The fi rst scenario we will examine is one where the user is in Canada, and the service provider resources are in the United States. If the servers of the “cloud” are located solely in the United States, the transmission of data to the cloud – for example by saving a fi le on the server – will constitute an export. However, as Canadian export permits are not required for most controlled goods or technology destined to a fi nal consignee in the United States, the user will not have to pose any specifi c action to ensure compliance. For specifi c items that do require an export permit (i.e. some items on the Munitions List, the Missile Technology Control Regime List and the Chemical and Biological Weapons Non-Proliferation List, as well as all items on the Nuclear Non-Proliferation List and on the Nuclear-Related Dual-Use List), the company must submit an export permit application to the Canadian Export Controls Division. It must also be noted that the transfer of data that transits the U.S. to third destinations do not benefi t from the export permit exemption. The user who uses the cloud to store data that is specifi cally designed for military uses should however be aware that such data may become ITAR-controlled as a result of it being modeled in the United States and stored on a U.S. server.

This leads us to the second scenario, which involves a service provider whose resources are in multiple countries. Just as in the previous scenario, the transmission of data to the cloud will constitute an export. However, unlike the situation where all servers are in the United States, export permits would be required, just as for any other electronic export of technology or software.

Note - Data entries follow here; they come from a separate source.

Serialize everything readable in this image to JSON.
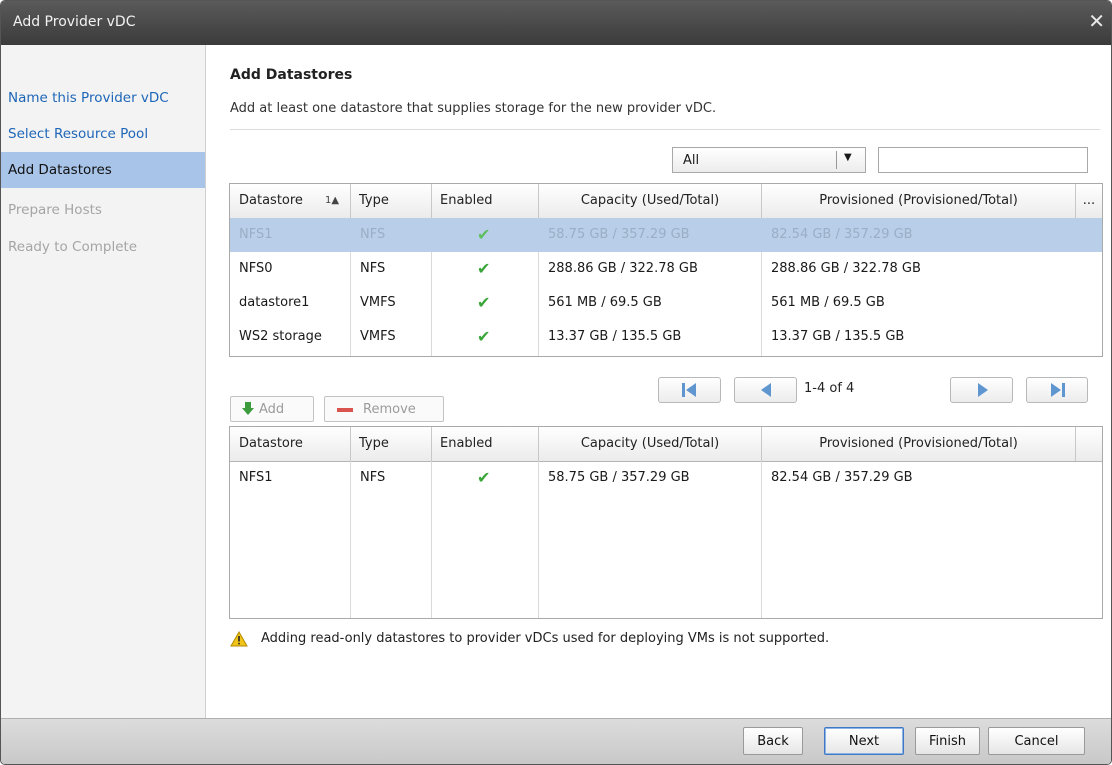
{
  "window": {
    "title": "Add Provider vDC",
    "close_glyph": "✕"
  },
  "steps": [
    {
      "label": "Name this Provider vDC",
      "state": "link"
    },
    {
      "label": "Select Resource Pool",
      "state": "link"
    },
    {
      "label": "Add Datastores",
      "state": "active"
    },
    {
      "label": "Prepare Hosts",
      "state": "disabled"
    },
    {
      "label": "Ready to Complete",
      "state": "disabled"
    }
  ],
  "page": {
    "heading": "Add Datastores",
    "description": "Add at least one datastore that supplies storage for the new provider vDC."
  },
  "filter": {
    "selected": "All",
    "arrow": "▼",
    "search_value": ""
  },
  "available_table": {
    "columns": [
      {
        "label": "Datastore",
        "sort_indicator": "1▲"
      },
      {
        "label": "Type"
      },
      {
        "label": "Enabled"
      },
      {
        "label": "Capacity (Used/Total)"
      },
      {
        "label": "Provisioned (Provisioned/Total)"
      },
      {
        "label": "..."
      }
    ],
    "rows": [
      {
        "name": "NFS1",
        "type": "NFS",
        "enabled": "✔",
        "capacity": "58.75 GB / 357.29 GB",
        "provisioned": "82.54 GB / 357.29 GB",
        "selected": true
      },
      {
        "name": "NFS0",
        "type": "NFS",
        "enabled": "✔",
        "capacity": "288.86 GB / 322.78 GB",
        "provisioned": "288.86 GB / 322.78 GB",
        "selected": false
      },
      {
        "name": "datastore1",
        "type": "VMFS",
        "enabled": "✔",
        "capacity": "561 MB / 69.5 GB",
        "provisioned": "561 MB / 69.5 GB",
        "selected": false
      },
      {
        "name": "WS2 storage",
        "type": "VMFS",
        "enabled": "✔",
        "capacity": "13.37 GB / 135.5 GB",
        "provisioned": "13.37 GB / 135.5 GB",
        "selected": false
      }
    ]
  },
  "pagination": {
    "info": "1-4 of 4"
  },
  "actions": {
    "add_label": "Add",
    "remove_label": "Remove"
  },
  "selected_table": {
    "columns": [
      {
        "label": "Datastore"
      },
      {
        "label": "Type"
      },
      {
        "label": "Enabled"
      },
      {
        "label": "Capacity (Used/Total)"
      },
      {
        "label": "Provisioned (Provisioned/Total)"
      }
    ],
    "rows": [
      {
        "name": "NFS1",
        "type": "NFS",
        "enabled": "✔",
        "capacity": "58.75 GB / 357.29 GB",
        "provisioned": "82.54 GB / 357.29 GB"
      }
    ]
  },
  "warning": {
    "text": "Adding read-only datastores to provider vDCs used for deploying VMs is not supported."
  },
  "footer": {
    "back": "Back",
    "next": "Next",
    "finish": "Finish",
    "cancel": "Cancel"
  },
  "colors": {
    "selected_step": "#a8c4e8",
    "selected_row": "#b9cfe9",
    "link": "#1e66b8",
    "check": "#3aa63a",
    "warning": "#f0c419"
  }
}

Finally, the third scenario assumes that the service provider resources are in Canada. Although this may seem like the most straightforward situation, it must be remembered that in-country transfers of controlled goods is subject to the Canadian Controlled Goods Regulations and to ITAR re-export controls. Certain steps are required to ensure compliance. These include registering under the controlled goods program, maintaining and implementing a security plan and training program, etc. The company should also ensure that the locations of the servers are registered under the Controlled Goods program. Also, as per a recent rule published by the U.S. Directorate of Defense Trade Controls of the U.S. Department of State (DDTC/ DOS), Canadian companies who handle ITAR items and information and who employ dual nationals and third-country nationals must obtain DDTC/DOS approval under the ITAR and screen their employees to make sure that they do not pose a risk of “diversion of such articles to unauthorized end-users.” Such rules, however, apply whether or not the company uses cloud computing.

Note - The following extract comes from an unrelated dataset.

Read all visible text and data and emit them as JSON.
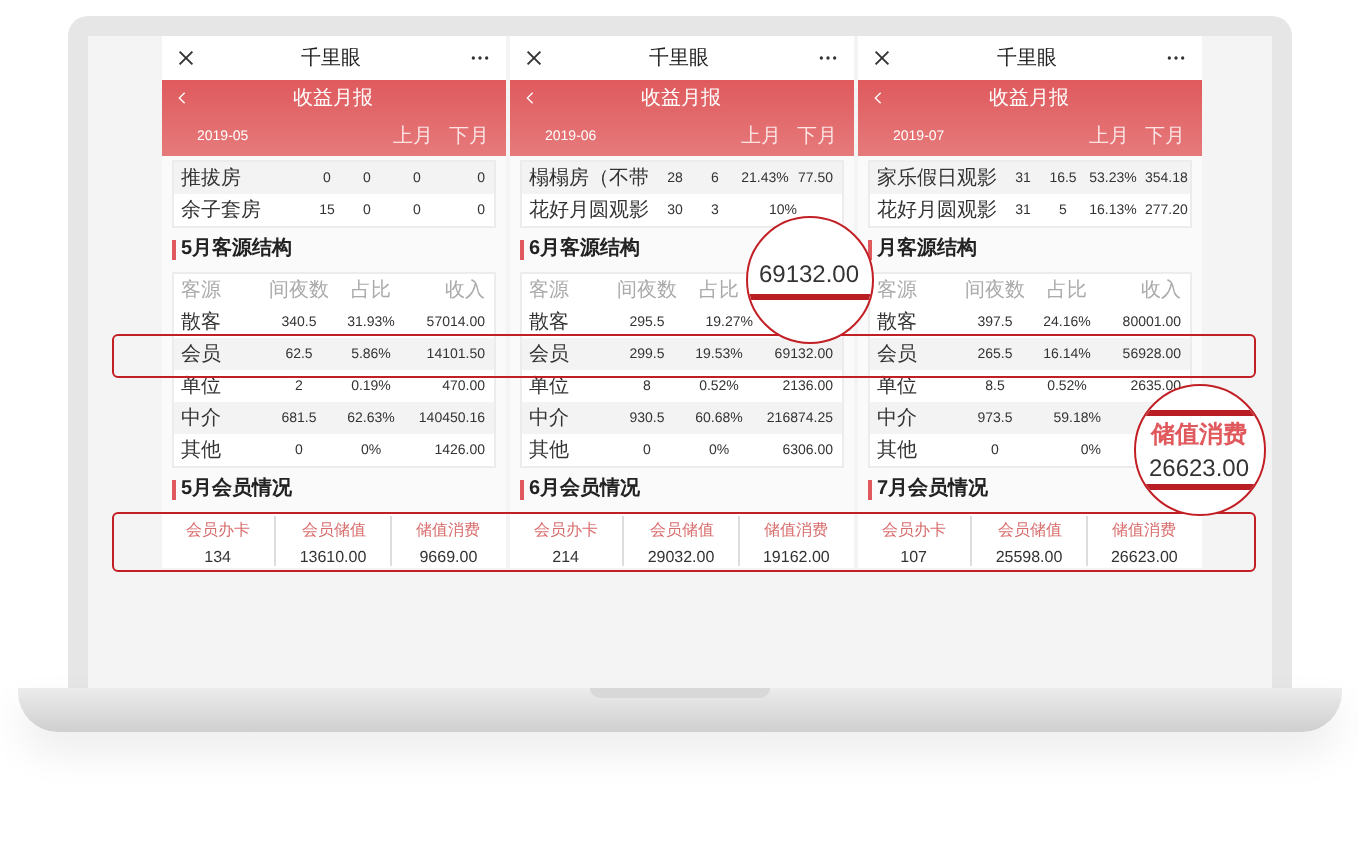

A Canadian company that uses cloud computing may mitigate the risks in a few ways. First of all, it shall properly identify controlled technology and be sensitive to the data that it loads on the servers. If the company knows that some of the data may be controlled, and if the servers are located outside Canada, the easiest solution may be to segregate the information and keep it on a local server. Firewalls should be put in place to restrict access from outside of Canada. If a service provider is involved, some assurances of the location of the servers and security measures may have to be obtained, as well as an export permit if and when required. As for any compliance program, planning and training are keys.

Cloud computing does not create new legal issues, but it multiplies the risk of non-compliance with existing rules, including those that relate to exports. The issues relating to privacy issues are another example of non-compliance risk exacerbated by cloud computing. Companies must put in place processes and policies to prevent the risks, taking into consideration their specifi c objectives and constraints. Getting proper technical and legal advice in putting such rules in place is essential.